= WHAT THE EXERCISE ASKS =
Scan the records for the word "heading". Report each line where it occurs.

Data about app and page elements
◆ ◆ ◆ ◆ ◆ ◆ ◆
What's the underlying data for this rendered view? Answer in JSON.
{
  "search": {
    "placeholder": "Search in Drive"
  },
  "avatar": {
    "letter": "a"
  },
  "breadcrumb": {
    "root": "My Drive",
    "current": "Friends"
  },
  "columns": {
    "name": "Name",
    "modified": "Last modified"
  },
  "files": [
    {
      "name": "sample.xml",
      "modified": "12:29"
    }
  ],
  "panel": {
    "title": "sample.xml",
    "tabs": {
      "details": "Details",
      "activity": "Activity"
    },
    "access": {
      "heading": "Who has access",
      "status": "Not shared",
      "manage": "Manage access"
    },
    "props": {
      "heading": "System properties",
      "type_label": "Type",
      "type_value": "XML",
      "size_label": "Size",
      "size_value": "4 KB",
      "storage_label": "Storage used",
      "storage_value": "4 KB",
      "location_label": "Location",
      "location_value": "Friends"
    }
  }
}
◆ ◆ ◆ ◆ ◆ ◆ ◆
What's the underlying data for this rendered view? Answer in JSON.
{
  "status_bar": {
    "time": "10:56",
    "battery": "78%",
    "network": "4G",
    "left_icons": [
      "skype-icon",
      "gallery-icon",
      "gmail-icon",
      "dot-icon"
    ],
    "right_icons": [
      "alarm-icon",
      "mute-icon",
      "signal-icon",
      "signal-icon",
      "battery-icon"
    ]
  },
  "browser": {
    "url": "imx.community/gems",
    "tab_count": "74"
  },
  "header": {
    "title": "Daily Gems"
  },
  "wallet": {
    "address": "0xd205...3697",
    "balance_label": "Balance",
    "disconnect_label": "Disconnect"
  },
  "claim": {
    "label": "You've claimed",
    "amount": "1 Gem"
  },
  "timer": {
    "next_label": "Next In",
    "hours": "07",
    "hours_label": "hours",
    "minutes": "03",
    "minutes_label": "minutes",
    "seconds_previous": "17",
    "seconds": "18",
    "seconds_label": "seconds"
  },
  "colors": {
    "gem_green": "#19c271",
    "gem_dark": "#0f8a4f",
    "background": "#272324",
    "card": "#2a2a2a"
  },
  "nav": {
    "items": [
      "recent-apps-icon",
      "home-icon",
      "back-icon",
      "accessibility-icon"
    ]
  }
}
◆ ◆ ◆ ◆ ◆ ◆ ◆
= RESULT BELOW =
      "heading": "Who has access",
      "heading": "System properties",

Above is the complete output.